We've reached the end of the full sized sketches phase. Now is the time to look at all your drawings and make sure the tiny details add up.
There is a good article about character consistency for comic artists here: http://www.helium.com/items/949706-drawing-your-comic-characters-with-consistency Many of the points the author discusses are also relevant for picture book illustration.
Find someplace to spread out all your art so you can see every spread all at the same time. I use the floor of my bedroom. Other artists use a huge cork board on a studio wall. No matter how strong an artist you are, this step CANNOT be skipped. Big things to check for are:
• Facial features - does you character look like the same character from page 1 to page 32?
• Proportions - is you character the same size throughout? How about compared to secondary characters?
• Clothing - if your character has a costume, are all the details in the same place?
• Environment - is your background and supporting imagery also consistent with character and story line? Has your setting undergone any changes? Should it have?
• This is also a good time to double check your page turn and story flow. Are the images working to move the story forward as you intended in your thumbnails?
There may be a spread (or even two) you decide isn't working and will want to revisit them. In one book I was working on, my main character's skirt and hair grew longer. Since the story time elapse was a single afternoon, this was not a natural occurrence and needed to be fixed before any color was added.

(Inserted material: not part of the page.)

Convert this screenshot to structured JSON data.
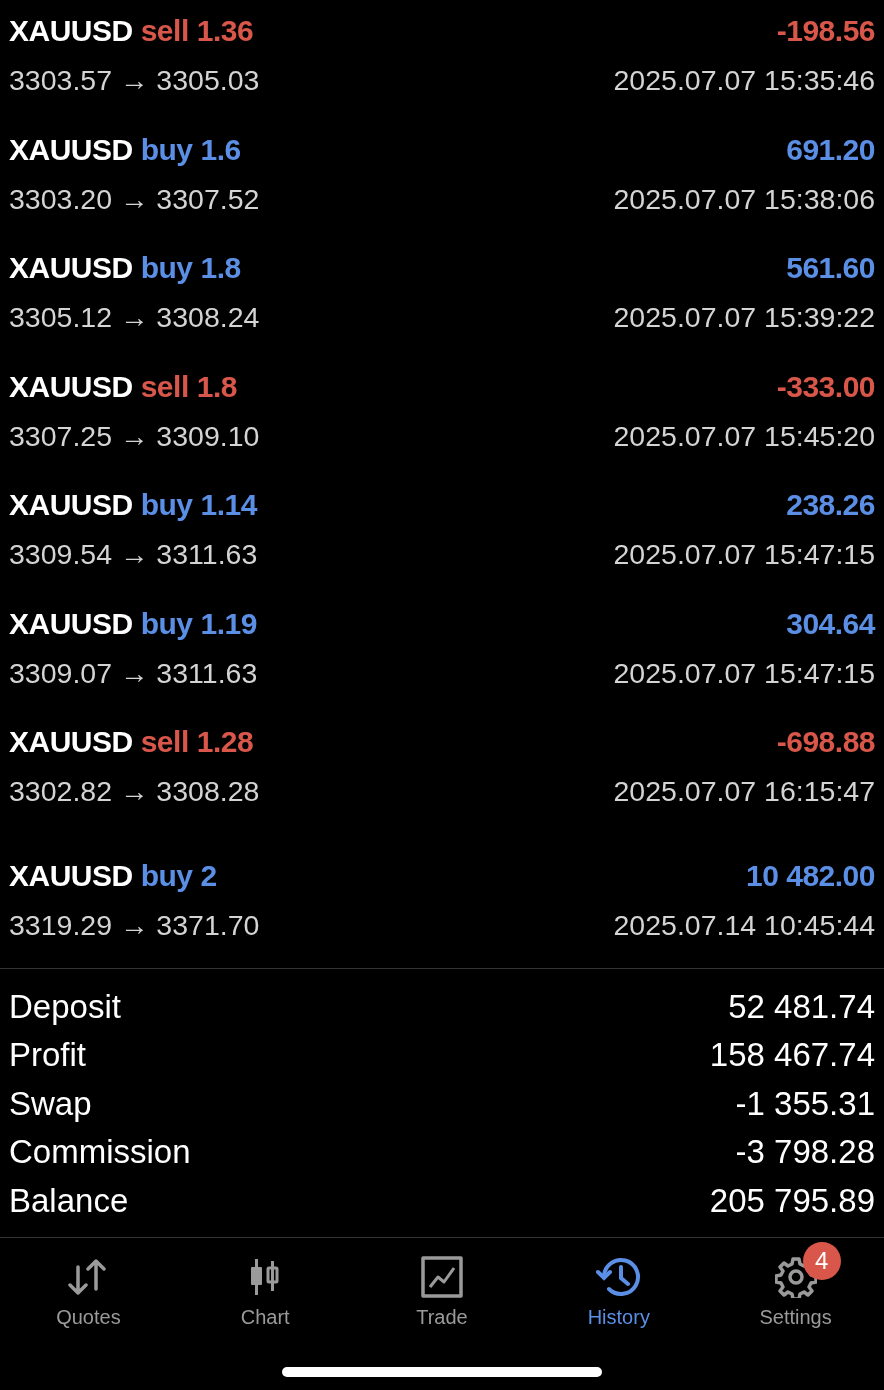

Such details are not readily observed unless all the art is set side by side.
These are the full size pencils being approved at Puffin: http://thepuffinblog.typepad.com/.a/6a00e5501c1be888330115705ac655970c-pi